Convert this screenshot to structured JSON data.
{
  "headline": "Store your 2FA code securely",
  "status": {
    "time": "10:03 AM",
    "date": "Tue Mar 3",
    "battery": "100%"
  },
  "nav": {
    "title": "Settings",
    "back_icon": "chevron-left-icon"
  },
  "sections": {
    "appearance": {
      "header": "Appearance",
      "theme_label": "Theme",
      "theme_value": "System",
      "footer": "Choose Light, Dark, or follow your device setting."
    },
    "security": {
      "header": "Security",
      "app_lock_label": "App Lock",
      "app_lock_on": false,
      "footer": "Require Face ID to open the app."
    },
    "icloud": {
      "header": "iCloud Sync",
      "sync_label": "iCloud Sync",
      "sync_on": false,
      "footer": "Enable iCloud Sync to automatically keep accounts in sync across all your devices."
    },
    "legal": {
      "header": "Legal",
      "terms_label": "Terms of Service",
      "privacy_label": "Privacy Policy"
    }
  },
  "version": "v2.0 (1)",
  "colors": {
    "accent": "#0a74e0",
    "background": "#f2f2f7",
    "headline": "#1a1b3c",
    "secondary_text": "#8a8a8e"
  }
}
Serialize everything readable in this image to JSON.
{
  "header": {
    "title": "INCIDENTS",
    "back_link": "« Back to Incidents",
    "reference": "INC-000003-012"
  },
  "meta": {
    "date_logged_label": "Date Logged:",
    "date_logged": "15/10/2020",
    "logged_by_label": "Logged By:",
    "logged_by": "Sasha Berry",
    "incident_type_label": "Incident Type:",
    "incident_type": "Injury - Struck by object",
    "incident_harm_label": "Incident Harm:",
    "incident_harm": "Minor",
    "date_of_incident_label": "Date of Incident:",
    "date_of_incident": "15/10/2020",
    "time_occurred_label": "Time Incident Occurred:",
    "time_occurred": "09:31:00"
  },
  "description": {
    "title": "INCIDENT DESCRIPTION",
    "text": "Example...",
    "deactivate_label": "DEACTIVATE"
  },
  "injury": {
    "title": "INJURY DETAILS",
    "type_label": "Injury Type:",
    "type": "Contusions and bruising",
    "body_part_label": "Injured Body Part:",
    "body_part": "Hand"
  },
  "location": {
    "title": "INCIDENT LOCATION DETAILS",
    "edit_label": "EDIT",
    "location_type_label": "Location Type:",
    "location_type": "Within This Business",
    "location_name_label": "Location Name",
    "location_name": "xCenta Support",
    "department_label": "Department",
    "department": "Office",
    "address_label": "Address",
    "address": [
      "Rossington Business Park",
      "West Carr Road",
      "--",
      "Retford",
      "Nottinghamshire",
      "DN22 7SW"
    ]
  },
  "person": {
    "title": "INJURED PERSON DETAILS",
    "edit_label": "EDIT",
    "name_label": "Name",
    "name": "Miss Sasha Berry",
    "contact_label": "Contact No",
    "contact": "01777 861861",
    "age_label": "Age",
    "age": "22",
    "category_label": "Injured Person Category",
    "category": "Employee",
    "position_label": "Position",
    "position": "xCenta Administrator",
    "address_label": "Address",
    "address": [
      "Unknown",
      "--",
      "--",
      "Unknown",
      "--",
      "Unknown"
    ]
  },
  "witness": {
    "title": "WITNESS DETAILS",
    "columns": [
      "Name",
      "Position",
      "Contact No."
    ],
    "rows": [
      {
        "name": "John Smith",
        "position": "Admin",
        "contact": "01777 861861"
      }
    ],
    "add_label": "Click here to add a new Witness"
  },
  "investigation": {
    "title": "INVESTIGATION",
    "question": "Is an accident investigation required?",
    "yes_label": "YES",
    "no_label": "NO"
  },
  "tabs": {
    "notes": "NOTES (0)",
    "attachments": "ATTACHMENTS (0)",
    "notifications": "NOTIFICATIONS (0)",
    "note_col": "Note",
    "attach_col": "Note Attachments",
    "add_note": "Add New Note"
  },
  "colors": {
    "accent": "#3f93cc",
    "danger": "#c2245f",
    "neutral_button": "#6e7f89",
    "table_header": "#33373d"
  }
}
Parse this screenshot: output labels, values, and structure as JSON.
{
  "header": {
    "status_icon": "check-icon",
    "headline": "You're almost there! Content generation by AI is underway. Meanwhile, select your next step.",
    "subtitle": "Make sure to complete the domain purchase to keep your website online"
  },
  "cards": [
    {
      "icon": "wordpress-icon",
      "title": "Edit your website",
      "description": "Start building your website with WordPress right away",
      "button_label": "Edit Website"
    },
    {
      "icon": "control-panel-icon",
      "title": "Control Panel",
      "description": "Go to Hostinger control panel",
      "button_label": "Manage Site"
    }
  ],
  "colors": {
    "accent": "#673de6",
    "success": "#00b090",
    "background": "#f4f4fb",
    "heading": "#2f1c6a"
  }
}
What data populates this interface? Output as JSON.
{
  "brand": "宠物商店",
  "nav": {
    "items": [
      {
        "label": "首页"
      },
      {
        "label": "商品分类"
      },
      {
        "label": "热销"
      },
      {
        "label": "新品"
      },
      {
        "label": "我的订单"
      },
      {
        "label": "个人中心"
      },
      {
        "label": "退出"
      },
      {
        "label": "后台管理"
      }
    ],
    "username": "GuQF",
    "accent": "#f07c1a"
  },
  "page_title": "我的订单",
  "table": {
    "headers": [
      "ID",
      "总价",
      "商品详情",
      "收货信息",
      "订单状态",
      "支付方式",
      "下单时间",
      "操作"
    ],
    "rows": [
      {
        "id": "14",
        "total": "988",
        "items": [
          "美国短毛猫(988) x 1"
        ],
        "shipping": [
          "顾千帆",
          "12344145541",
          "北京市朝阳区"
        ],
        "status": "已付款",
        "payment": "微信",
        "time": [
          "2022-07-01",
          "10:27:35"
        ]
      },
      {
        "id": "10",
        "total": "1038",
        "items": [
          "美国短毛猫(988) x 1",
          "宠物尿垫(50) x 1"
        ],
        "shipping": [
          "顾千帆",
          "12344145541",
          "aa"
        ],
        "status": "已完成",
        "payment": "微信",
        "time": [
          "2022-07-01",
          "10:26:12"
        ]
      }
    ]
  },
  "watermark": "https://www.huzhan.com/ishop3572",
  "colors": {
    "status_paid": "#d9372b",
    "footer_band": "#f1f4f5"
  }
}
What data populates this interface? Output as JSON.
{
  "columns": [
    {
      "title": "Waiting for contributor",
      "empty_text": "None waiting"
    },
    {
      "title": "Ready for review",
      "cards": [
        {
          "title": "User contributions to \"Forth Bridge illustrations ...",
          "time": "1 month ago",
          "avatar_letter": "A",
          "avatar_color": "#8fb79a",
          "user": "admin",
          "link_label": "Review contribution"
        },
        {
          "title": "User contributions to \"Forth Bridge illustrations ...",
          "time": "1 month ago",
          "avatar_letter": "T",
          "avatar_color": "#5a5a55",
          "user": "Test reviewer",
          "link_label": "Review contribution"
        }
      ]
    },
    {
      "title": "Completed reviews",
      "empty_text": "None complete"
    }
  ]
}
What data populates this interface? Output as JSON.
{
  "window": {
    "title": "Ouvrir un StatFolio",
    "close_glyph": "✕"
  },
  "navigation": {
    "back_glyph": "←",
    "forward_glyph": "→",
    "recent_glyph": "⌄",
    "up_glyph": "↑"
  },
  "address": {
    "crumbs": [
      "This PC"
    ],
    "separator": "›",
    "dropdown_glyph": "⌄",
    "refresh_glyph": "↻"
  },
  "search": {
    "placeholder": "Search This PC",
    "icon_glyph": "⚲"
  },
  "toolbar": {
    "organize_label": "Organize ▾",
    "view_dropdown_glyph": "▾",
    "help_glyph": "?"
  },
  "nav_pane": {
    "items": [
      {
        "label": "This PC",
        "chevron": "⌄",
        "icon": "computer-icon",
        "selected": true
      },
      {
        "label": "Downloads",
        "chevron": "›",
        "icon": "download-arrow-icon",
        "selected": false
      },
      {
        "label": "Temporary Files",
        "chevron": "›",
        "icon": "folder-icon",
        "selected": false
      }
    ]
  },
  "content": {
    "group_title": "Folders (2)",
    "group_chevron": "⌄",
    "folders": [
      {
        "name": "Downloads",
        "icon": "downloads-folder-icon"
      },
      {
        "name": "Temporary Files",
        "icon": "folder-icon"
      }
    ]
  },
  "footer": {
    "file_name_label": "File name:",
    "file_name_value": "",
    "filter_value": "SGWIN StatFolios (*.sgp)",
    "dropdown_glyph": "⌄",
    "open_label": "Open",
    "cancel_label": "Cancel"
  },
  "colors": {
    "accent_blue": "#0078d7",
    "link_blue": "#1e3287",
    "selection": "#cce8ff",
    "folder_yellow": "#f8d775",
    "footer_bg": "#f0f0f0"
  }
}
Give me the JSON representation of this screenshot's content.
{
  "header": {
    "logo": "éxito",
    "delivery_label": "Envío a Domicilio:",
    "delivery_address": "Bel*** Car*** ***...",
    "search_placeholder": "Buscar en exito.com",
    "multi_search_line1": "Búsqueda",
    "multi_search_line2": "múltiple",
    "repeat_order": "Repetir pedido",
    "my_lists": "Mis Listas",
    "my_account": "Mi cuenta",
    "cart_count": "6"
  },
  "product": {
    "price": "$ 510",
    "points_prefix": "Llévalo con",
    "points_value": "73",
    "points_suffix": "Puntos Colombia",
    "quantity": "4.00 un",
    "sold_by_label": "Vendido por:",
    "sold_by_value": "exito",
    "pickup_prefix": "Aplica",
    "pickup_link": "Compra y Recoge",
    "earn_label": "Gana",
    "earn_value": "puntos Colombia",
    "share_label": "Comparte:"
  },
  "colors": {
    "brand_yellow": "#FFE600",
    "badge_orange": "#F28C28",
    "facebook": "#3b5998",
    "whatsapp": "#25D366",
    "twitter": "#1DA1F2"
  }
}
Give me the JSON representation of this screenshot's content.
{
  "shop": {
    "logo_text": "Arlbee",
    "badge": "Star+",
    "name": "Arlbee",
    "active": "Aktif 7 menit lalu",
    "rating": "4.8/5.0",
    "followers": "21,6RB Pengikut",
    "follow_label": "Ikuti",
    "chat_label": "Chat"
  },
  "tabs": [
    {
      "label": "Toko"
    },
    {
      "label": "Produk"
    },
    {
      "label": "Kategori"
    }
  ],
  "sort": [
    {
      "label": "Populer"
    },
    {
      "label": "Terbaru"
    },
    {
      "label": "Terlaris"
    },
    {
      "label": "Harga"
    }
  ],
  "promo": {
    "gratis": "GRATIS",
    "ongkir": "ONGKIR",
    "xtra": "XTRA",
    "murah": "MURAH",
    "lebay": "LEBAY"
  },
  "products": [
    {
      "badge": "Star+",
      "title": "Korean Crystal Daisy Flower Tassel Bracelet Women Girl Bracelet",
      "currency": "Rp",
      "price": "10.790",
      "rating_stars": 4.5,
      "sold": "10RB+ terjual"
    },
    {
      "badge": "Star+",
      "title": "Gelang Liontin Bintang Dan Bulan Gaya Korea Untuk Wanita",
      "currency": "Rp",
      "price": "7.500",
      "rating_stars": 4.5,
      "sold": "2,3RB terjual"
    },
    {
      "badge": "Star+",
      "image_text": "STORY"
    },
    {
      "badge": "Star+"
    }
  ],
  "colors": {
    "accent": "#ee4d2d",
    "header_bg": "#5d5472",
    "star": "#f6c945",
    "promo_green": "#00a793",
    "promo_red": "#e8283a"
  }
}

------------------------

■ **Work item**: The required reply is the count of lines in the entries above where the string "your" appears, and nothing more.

■ **Task response**: 7